The PureView camera shoots at up to 20 megapixels and can capture RAW. It comes with a range of add-on apps designed to increase its potential, including Nokia Storyteller which has a mapping interactive element that helps you find points of interest near a photo’s location.
Photographers will enjoy playing around with this, but if you’re a really keen snapper then the Lumia 1020 camera has better general specs and may suit you more. As a general point, I find that that the apps and “lenses” concept makes photography more tedious than a simple point and shoot system with every option integrated into the one app.
Nokia’s freebie apps continue to grow in number, and among the range pre-installed is HERE Maps for finding out what’s near you, HERE Drive for when you need satnav features, and Nokia Music for streamed tunes (which is still a favourite of mine). Nokia Screen Beamer is a real smart affair – run the app, visit beam.nokia.com on another device, scan the QR code that pops up and you can shake the Lumia to send whatever is on screen to the other device.
Despite the strides that have been made with the Windows Phone app store, it remains a way behind Android and iOS, and I’d still say that if you are an apps fan then Windows Phone should not be your first choice. If you’re interested in this handset then battery life will also be an important point to consider. The 3,400mAh battery is probably enough to keep you going for a day if your usage pattern doesn’t include lots of music listening or gaming, or using the camera a lot. But as ever, a teatime boost might be useful.
Bigger isn’t necessarily better, and the Nokia Lumia 1520 proves this to some extent, although there are certainly many positive aspects here. This phablet has an excellent display, slick performance, and offers Microsoft Office integration on a potentially more portable option than a small tablet.
However, there's no getting away from the fact that this is still a Windows Phone handset. The Lumia 1520 doesn’t make the best use of that 6in screen, because it doesn't have the kind of extras we see in other big-screened handsets such as pop-up apps or stylus support to enhance what the OS offers natively, and here it falls down.
If you are drawn by the camera then take a look at the Lumia 1020, which has a better snapper. And if you must have a supersized screen, then I’d suggest looking at one of the Android based options for comparison. The Samsung Galaxy Note 3, with its superior pen-based input, would be one direction in which to cast your gaze, as would the other large-screened Android phones I mentioned right at the start of this review.

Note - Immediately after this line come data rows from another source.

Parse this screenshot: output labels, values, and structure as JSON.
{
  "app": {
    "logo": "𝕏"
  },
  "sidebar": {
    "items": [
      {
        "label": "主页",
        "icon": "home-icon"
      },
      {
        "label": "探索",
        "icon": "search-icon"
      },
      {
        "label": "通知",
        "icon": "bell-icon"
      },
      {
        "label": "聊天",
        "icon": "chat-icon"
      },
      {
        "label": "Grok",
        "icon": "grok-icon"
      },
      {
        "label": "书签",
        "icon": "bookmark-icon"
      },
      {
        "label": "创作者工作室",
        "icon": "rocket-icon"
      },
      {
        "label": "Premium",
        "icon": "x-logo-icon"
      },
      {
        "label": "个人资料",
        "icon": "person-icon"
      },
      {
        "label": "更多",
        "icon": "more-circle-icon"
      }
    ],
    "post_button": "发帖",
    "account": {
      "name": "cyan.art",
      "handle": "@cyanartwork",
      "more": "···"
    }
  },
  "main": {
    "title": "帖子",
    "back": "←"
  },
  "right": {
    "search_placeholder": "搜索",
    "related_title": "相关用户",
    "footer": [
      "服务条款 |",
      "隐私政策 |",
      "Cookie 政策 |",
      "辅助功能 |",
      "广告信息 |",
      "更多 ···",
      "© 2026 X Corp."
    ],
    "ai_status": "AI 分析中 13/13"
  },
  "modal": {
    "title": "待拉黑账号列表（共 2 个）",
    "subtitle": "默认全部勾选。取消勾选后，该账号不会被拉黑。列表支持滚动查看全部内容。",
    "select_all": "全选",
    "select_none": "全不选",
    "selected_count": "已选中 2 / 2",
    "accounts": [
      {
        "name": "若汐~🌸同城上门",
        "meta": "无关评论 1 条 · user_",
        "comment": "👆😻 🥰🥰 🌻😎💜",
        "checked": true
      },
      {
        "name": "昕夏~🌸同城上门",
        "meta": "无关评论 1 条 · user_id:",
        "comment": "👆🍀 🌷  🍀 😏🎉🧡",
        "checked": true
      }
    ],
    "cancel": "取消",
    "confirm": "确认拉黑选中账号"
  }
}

Manufacturer and Model
Nokia Lumia 1520
2.2GHz quad-core Qualcomm Snapdragon 800
6in, 1,920 x 1,080 pixels
1,280 x 960 pixels
85.4 x 8.7 x 162.8mm (WxDxH)
Windows Phone 8